=== Section Start ===

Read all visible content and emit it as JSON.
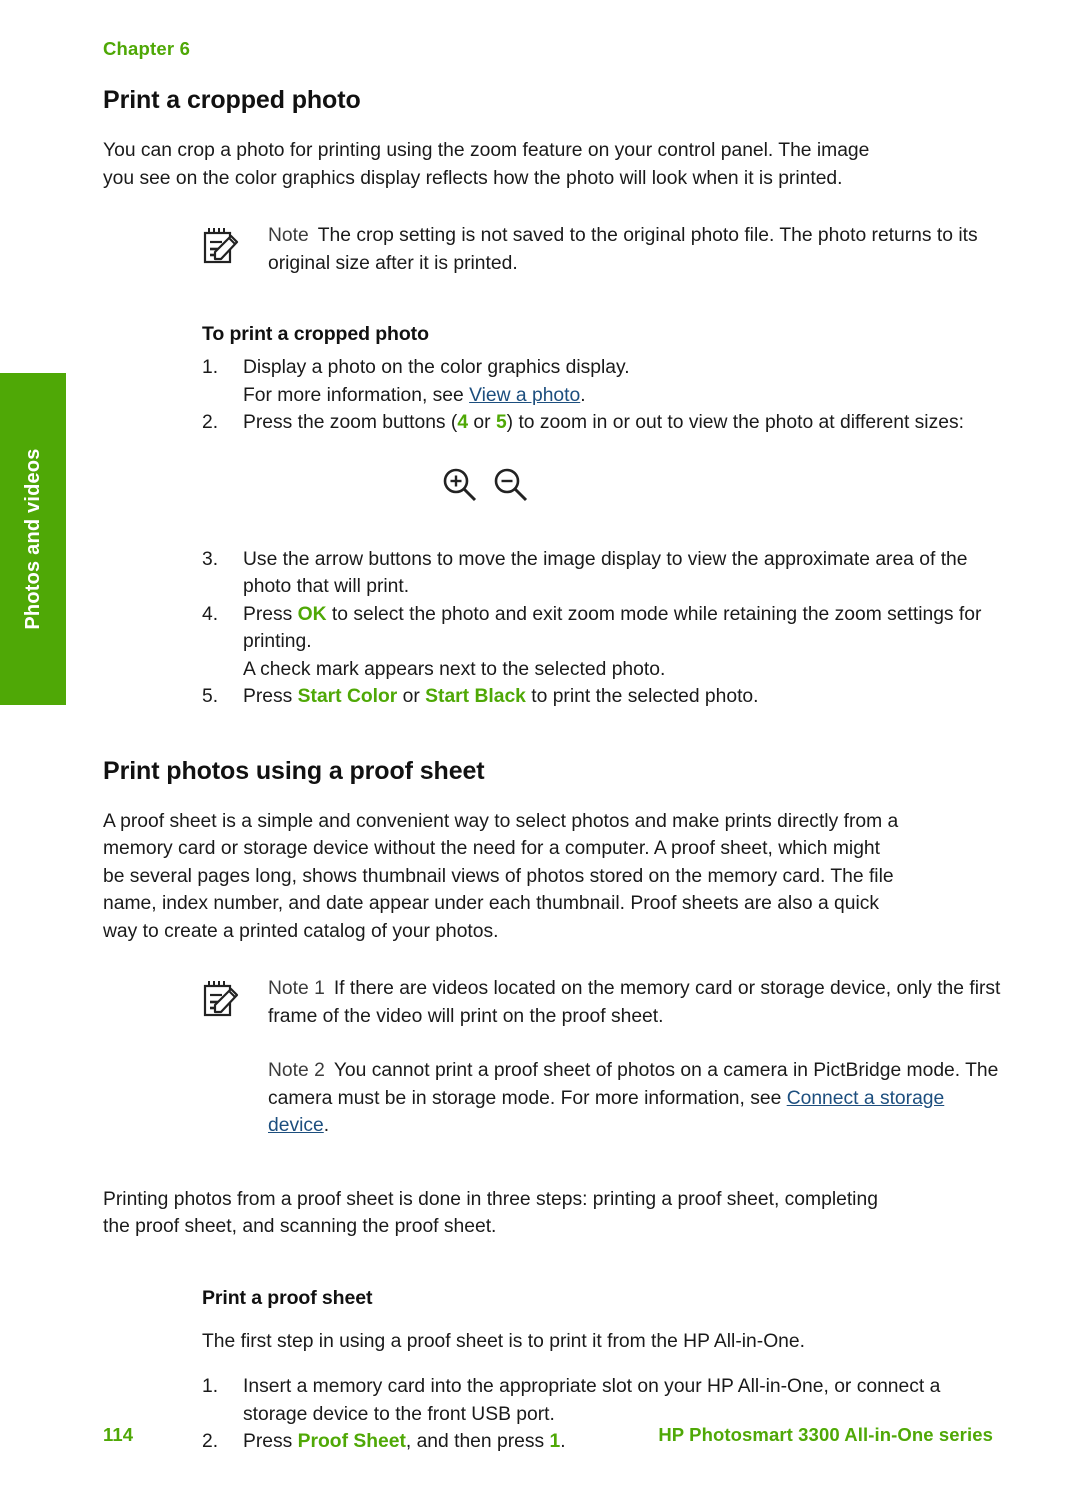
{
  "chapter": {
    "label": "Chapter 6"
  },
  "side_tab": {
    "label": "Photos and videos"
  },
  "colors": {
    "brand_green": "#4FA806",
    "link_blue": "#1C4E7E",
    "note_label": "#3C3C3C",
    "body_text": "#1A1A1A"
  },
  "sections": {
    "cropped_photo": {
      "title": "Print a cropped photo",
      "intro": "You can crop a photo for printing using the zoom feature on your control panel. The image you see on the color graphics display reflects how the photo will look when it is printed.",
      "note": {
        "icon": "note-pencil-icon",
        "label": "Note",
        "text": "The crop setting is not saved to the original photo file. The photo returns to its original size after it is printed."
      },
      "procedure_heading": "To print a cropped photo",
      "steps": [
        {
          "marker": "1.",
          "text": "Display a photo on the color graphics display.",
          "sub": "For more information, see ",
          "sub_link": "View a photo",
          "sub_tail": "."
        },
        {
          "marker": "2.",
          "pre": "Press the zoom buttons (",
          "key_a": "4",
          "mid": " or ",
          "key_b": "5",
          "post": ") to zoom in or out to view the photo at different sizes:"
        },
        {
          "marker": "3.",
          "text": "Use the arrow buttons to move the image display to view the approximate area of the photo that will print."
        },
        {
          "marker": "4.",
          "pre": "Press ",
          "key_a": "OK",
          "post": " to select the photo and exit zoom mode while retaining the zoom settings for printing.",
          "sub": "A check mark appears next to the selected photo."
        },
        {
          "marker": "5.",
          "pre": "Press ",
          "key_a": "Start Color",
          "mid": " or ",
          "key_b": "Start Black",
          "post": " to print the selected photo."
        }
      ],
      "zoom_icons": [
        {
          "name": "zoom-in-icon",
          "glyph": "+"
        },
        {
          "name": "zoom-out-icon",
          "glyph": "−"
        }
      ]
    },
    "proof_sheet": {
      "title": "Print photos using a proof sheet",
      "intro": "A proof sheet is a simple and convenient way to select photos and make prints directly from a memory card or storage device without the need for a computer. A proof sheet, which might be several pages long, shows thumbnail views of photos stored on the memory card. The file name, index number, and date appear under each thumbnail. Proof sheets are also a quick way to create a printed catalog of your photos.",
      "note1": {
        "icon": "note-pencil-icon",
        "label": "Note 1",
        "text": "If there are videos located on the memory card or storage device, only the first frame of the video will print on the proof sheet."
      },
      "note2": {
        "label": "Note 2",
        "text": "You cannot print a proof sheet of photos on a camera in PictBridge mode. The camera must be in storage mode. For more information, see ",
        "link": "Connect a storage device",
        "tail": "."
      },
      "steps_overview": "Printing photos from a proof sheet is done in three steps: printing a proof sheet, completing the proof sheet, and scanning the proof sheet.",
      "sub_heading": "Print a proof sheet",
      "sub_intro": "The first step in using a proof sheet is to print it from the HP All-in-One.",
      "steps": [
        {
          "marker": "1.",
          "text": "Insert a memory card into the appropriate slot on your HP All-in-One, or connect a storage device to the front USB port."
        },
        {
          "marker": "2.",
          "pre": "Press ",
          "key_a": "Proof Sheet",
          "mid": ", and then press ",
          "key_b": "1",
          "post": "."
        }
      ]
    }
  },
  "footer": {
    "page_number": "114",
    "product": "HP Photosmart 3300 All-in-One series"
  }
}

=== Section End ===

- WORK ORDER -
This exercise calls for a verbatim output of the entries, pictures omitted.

- COMPLETED EXERCISE -
Read all visible content and emit it as JSON.
{
  "chapter": {
    "label": "Chapter 6"
  },
  "side_tab": {
    "label": "Photos and videos"
  },
  "colors": {
    "brand_green": "#4FA806",
    "link_blue": "#1C4E7E",
    "note_label": "#3C3C3C",
    "body_text": "#1A1A1A"
  },
  "sections": {
    "cropped_photo": {
      "title": "Print a cropped photo",
      "intro": "You can crop a photo for printing using the zoom feature on your control panel. The image you see on the color graphics display reflects how the photo will look when it is printed.",
      "note": {
        "icon": "note-pencil-icon",
        "label": "Note",
        "text": "The crop setting is not saved to the original photo file. The photo returns to its original size after it is printed."
      },
      "procedure_heading": "To print a cropped photo",
      "steps": [
        {
          "marker": "1.",
          "text": "Display a photo on the color graphics display.",
          "sub": "For more information, see ",
          "sub_link": "View a photo",
          "sub_tail": "."
        },
        {
          "marker": "2.",
          "pre": "Press the zoom buttons (",
          "key_a": "4",
          "mid": " or ",
          "key_b": "5",
          "post": ") to zoom in or out to view the photo at different sizes:"
        },
        {
          "marker": "3.",
          "text": "Use the arrow buttons to move the image display to view the approximate area of the photo that will print."
        },
        {
          "marker": "4.",
          "pre": "Press ",
          "key_a": "OK",
          "post": " to select the photo and exit zoom mode while retaining the zoom settings for printing.",
          "sub": "A check mark appears next to the selected photo."
        },
        {
          "marker": "5.",
          "pre": "Press ",
          "key_a": "Start Color",
          "mid": " or ",
          "key_b": "Start Black",
          "post": " to print the selected photo."
        }
      ],
      "zoom_icons": [
        {
          "name": "zoom-in-icon",
          "glyph": "+"
        },
        {
          "name": "zoom-out-icon",
          "glyph": "−"
        }
      ]
    },
    "proof_sheet": {
      "title": "Print photos using a proof sheet",
      "intro": "A proof sheet is a simple and convenient way to select photos and make prints directly from a memory card or storage device without the need for a computer. A proof sheet, which might be several pages long, shows thumbnail views of photos stored on the memory card. The file name, index number, and date appear under each thumbnail. Proof sheets are also a quick way to create a printed catalog of your photos.",
      "note1": {
        "icon": "note-pencil-icon",
        "label": "Note 1",
        "text": "If there are videos located on the memory card or storage device, only the first frame of the video will print on the proof sheet."
      },
      "note2": {
        "label": "Note 2",
        "text": "You cannot print a proof sheet of photos on a camera in PictBridge mode. The camera must be in storage mode. For more information, see ",
        "link": "Connect a storage device",
        "tail": "."
      },
      "steps_overview": "Printing photos from a proof sheet is done in three steps: printing a proof sheet, completing the proof sheet, and scanning the proof sheet.",
      "sub_heading": "Print a proof sheet",
      "sub_intro": "The first step in using a proof sheet is to print it from the HP All-in-One.",
      "steps": [
        {
          "marker": "1.",
          "text": "Insert a memory card into the appropriate slot on your HP All-in-One, or connect a storage device to the front USB port."
        },
        {
          "marker": "2.",
          "pre": "Press ",
          "key_a": "Proof Sheet",
          "mid": ", and then press ",
          "key_b": "1",
          "post": "."
        }
      ]
    }
  },
  "footer": {
    "page_number": "114",
    "product": "HP Photosmart 3300 All-in-One series"
  }
}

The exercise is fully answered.